> Element data from apps and pages:
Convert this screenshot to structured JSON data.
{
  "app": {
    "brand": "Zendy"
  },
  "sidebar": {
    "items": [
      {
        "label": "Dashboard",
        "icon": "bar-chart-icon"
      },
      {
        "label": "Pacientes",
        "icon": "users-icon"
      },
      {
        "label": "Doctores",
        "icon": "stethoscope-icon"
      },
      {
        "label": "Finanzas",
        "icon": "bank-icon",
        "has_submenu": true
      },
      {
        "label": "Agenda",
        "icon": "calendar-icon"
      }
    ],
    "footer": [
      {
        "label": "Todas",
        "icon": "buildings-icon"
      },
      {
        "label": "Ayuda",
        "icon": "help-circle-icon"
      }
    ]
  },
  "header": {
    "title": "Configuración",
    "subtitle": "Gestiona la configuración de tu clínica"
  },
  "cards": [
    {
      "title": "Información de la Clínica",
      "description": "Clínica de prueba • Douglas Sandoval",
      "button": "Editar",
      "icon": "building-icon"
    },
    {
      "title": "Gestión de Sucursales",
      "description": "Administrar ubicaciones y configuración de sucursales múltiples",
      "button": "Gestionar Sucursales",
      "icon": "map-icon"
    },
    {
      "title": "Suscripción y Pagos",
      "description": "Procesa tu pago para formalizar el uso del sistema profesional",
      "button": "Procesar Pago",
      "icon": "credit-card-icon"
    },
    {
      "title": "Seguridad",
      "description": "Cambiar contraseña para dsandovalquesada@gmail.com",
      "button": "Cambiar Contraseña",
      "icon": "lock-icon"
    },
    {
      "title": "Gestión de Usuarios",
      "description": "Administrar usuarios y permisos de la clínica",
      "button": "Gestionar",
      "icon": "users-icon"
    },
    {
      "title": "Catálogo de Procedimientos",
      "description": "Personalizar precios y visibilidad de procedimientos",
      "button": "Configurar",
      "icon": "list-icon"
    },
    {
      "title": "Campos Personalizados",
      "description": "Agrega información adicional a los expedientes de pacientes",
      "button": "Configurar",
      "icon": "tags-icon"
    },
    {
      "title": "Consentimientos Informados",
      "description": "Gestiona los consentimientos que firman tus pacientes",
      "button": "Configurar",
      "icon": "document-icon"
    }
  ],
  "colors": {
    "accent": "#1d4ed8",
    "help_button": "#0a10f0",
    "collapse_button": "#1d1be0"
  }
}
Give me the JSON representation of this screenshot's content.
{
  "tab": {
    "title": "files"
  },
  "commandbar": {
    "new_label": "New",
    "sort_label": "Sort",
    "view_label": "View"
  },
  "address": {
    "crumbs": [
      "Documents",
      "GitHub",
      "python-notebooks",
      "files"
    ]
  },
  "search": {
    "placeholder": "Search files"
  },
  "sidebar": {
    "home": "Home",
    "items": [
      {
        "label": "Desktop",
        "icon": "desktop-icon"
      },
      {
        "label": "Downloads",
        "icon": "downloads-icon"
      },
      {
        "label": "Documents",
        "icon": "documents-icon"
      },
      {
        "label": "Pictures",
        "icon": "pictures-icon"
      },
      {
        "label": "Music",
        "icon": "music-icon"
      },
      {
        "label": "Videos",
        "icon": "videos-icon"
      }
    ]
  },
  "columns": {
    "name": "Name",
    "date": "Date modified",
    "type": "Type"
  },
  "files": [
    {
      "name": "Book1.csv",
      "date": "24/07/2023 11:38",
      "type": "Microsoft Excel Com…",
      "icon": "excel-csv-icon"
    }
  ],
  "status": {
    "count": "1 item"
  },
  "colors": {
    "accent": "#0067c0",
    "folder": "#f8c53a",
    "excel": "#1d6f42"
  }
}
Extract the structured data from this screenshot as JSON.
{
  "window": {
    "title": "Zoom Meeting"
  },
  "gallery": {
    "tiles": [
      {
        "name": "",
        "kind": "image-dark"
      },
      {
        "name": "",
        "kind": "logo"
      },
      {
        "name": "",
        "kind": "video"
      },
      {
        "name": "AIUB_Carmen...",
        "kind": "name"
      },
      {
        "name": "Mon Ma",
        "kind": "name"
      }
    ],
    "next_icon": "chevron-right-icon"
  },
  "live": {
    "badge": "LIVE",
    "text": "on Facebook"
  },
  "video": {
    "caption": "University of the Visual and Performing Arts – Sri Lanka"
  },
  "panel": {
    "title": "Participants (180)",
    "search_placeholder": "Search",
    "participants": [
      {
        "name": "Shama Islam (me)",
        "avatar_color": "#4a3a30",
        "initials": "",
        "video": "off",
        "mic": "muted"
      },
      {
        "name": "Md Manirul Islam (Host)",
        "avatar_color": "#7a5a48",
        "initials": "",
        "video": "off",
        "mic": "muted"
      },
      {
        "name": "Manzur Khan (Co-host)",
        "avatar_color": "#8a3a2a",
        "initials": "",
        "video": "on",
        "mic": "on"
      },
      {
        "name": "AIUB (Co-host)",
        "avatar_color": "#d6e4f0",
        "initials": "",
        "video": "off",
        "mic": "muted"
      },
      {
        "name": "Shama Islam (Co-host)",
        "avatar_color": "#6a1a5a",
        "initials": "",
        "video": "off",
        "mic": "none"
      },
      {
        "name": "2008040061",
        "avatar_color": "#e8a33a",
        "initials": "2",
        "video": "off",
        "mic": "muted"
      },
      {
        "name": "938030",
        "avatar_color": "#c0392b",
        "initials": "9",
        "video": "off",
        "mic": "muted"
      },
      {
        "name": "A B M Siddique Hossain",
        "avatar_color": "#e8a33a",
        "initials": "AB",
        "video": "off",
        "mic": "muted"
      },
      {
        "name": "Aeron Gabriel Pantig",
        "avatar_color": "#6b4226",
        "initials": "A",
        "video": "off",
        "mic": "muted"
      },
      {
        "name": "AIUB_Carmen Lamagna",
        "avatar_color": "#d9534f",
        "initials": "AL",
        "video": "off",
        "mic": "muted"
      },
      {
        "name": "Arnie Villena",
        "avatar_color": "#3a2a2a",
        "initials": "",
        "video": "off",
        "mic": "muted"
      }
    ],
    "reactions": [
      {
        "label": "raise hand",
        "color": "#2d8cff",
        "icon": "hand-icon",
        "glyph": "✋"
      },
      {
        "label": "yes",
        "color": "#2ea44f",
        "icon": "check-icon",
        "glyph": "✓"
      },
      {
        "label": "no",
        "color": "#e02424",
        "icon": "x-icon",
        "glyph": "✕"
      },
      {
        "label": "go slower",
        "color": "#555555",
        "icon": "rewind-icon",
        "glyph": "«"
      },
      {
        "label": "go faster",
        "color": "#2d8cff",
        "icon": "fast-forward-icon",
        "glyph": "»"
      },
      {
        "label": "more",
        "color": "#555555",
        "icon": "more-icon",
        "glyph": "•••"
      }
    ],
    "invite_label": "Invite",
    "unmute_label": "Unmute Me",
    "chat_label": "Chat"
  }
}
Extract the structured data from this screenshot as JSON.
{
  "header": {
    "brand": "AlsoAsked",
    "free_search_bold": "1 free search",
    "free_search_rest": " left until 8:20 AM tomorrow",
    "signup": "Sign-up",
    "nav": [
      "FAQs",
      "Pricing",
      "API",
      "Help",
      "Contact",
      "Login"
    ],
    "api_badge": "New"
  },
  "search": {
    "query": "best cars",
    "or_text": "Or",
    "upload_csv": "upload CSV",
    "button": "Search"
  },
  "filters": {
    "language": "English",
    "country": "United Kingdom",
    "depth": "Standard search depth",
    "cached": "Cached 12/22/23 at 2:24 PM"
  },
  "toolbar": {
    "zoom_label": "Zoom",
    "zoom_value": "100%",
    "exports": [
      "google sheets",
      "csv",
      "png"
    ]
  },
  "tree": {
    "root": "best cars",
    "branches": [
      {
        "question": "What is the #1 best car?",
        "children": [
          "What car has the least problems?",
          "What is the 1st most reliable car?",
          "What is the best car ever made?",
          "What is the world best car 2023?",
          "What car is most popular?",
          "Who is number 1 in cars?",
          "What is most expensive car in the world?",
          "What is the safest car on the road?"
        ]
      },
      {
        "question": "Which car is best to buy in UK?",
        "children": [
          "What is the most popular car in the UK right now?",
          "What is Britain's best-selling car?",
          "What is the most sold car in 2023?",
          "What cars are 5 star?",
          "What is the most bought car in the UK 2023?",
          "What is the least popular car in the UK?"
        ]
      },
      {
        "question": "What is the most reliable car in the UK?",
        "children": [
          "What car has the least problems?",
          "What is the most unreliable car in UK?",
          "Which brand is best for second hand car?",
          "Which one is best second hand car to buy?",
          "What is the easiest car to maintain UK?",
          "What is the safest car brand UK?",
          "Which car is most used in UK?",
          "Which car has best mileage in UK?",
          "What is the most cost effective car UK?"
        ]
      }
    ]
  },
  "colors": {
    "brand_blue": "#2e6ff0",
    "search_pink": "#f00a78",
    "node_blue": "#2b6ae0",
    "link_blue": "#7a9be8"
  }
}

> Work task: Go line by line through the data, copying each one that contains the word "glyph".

> Answer to the problem:
        "glyph": "✋"
        "glyph": "✓"
        "glyph": "✕"
        "glyph": "«"
        "glyph": "»"
        "glyph": "•••"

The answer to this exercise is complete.